The total is an 11.5 percent rise from $122bn in 2012, but it’s still far behind the US eCommerce amount, which was estimated by Forbes to be around $262.3bn before 2013 came around.
That’s a staggering difference; and part of what’s to blame, according to Andrew Goodman of Page Zero Media, is that “a lot of bright young Canadians might feel like the opportunity in Canadian e-commerce is too small, that the scale pales in comparison to the United States, so why pursue a national Canadian project when you could hop on board with a global start-up[?]”
It seems that the lack of faith in Canada’s progress in the eCommerce sector is causing more and more people to venture out into other markets; people including young innovators with bright minds that could be focusing instead on bringing Canada up to speed.
Likewise, potential Canadian customers that are frustrated with the lack of services in their country and are taking their business elsewhere – mostly to American retailers that offer a much more convenient and enjoyable online experience.

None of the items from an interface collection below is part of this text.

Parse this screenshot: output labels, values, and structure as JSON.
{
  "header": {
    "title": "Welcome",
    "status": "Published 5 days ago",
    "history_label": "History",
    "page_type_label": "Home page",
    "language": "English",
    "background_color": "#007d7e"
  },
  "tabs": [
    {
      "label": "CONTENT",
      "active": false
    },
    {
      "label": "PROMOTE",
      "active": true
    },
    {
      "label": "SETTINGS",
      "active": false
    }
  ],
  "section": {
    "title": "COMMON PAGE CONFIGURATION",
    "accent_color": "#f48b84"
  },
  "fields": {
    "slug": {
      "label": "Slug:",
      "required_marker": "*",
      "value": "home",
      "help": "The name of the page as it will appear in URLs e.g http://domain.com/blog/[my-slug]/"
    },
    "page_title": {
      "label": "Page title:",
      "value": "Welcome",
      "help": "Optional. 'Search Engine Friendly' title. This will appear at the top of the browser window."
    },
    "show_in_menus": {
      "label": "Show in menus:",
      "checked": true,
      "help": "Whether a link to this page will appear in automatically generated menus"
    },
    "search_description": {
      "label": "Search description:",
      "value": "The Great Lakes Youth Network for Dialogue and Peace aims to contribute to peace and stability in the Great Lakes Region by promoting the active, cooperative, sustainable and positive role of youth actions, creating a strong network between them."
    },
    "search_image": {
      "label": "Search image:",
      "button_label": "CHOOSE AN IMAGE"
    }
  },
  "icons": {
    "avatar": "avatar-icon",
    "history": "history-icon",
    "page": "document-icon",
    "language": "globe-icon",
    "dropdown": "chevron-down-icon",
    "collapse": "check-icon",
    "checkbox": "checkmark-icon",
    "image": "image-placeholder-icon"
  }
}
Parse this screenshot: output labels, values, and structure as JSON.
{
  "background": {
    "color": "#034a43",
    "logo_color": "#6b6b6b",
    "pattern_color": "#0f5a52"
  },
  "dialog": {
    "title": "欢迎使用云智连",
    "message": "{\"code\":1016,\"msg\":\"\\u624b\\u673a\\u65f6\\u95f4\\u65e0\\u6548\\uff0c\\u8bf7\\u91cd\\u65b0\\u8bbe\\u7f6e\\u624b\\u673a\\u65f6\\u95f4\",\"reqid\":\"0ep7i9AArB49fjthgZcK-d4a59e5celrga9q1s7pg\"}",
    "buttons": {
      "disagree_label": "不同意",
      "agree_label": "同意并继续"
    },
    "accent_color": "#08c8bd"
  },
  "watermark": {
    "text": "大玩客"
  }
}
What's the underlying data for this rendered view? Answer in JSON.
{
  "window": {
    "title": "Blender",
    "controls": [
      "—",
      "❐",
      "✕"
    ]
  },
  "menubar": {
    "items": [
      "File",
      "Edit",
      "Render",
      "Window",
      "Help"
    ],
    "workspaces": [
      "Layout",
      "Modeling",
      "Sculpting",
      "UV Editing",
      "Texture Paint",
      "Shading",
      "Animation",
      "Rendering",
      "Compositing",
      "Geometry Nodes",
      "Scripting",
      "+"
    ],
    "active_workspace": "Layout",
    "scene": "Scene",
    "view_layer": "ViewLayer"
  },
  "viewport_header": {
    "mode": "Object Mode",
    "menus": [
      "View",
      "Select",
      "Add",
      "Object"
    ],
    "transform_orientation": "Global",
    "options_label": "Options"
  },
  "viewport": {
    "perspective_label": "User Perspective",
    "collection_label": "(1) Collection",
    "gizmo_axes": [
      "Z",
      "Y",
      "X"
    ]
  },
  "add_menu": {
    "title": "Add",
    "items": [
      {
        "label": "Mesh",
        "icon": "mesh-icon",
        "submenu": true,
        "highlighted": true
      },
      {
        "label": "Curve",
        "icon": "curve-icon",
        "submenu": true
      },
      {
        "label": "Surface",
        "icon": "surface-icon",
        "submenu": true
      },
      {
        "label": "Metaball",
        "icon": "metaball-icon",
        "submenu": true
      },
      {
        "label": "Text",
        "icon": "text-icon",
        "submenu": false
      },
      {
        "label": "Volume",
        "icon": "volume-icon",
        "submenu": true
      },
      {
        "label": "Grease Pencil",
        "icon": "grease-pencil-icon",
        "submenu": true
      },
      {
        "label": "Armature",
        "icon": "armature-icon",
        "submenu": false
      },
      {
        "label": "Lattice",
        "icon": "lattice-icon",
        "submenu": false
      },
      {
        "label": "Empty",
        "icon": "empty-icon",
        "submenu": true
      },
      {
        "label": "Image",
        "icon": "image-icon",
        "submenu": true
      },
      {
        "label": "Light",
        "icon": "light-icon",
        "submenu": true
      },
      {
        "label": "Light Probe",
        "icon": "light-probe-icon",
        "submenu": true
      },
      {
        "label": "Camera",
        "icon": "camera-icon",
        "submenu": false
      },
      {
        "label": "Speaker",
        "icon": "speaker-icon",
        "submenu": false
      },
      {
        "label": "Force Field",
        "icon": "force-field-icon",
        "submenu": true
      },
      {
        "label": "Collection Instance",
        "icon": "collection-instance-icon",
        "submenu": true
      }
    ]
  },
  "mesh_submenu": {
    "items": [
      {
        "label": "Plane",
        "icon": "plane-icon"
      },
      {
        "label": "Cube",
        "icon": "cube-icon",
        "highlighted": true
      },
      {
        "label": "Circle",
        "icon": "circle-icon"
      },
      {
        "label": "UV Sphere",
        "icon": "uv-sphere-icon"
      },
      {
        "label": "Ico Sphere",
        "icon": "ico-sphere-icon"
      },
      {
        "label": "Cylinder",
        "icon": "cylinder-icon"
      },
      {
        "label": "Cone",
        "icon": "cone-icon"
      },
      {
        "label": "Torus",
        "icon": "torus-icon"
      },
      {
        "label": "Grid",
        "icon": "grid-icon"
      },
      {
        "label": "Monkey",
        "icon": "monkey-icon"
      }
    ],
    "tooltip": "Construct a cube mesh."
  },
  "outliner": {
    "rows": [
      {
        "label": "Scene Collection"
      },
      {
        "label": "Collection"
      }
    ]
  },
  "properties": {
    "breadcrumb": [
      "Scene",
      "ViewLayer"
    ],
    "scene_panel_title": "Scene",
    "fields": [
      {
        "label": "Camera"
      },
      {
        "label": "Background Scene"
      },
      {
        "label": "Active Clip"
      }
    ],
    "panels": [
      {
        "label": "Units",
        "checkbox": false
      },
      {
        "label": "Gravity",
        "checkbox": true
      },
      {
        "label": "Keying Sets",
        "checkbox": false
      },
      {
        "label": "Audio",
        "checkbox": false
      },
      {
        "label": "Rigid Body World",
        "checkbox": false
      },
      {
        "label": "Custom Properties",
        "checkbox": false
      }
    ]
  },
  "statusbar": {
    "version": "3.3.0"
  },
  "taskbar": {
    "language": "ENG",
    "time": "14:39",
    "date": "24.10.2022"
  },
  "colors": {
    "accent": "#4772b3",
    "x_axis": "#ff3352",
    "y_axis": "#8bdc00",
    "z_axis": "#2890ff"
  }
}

There is some note of optimism, however. Canadian online coupon site, Shopster, is definitely bucking the trend and providing a gateway to Canadian shoppers looking to find bargains on the internet. The fact that the site is booming is testament to the huge. albeit unrealized, potential of Canada's eCommerce market.
Online retail titan Amazon is also stepping up to to fill the gap in Canadian eCommerce and reap the benefits, according to a study done by ThinkShopper Google and L2.
Erin Young, chief marketing officer at Well.ca – a Canadian online shop that sells baby, health and beauty products – said: “[Amazon] entered some of our categories in the early half of 2013, and we certainly felt the impact. But we view their presence as a good thing in the sense that Canadians lag Americans and many European countries.”
“The way we look at it is, they are likely to bring people into the [product] category and highlight the e-commerce channel as a channel that’s viable for Canadians,” he said.
Hopefully with the introduction of such a heavyweight of online retail into the stagnant Canadian eCommerce market, other companies will notice the profits they could be making. Even if Amazon will provide some tough competition for smaller retailers, it could at least serve as the catalyst the country needs in order to progress into the digital market and remain competitive.